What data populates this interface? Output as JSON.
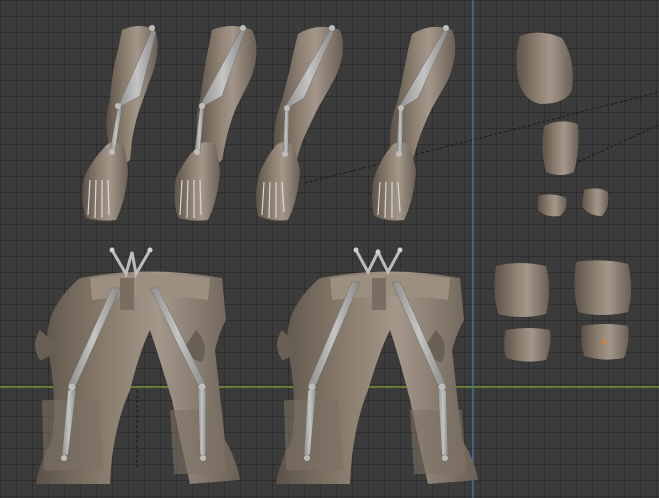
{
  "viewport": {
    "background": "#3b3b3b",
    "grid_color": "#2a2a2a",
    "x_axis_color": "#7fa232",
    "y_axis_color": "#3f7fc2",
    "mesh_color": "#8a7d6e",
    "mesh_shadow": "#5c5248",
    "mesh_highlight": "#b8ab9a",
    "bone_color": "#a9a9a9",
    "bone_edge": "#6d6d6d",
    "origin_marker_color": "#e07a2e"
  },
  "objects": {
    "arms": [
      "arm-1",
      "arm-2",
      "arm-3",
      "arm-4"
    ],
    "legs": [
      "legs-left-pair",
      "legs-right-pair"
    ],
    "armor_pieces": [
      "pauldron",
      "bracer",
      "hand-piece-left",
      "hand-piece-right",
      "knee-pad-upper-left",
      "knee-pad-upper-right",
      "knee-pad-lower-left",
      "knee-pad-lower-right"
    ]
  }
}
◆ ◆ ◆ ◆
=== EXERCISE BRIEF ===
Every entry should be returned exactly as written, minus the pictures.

=== RESPONSE ===
What data populates this interface? Output as JSON.
{
  "viewport": {
    "background": "#3b3b3b",
    "grid_color": "#2a2a2a",
    "x_axis_color": "#7fa232",
    "y_axis_color": "#3f7fc2",
    "mesh_color": "#8a7d6e",
    "mesh_shadow": "#5c5248",
    "mesh_highlight": "#b8ab9a",
    "bone_color": "#a9a9a9",
    "bone_edge": "#6d6d6d",
    "origin_marker_color": "#e07a2e"
  },
  "objects": {
    "arms": [
      "arm-1",
      "arm-2",
      "arm-3",
      "arm-4"
    ],
    "legs": [
      "legs-left-pair",
      "legs-right-pair"
    ],
    "armor_pieces": [
      "pauldron",
      "bracer",
      "hand-piece-left",
      "hand-piece-right",
      "knee-pad-upper-left",
      "knee-pad-upper-right",
      "knee-pad-lower-left",
      "knee-pad-lower-right"
    ]
  }
}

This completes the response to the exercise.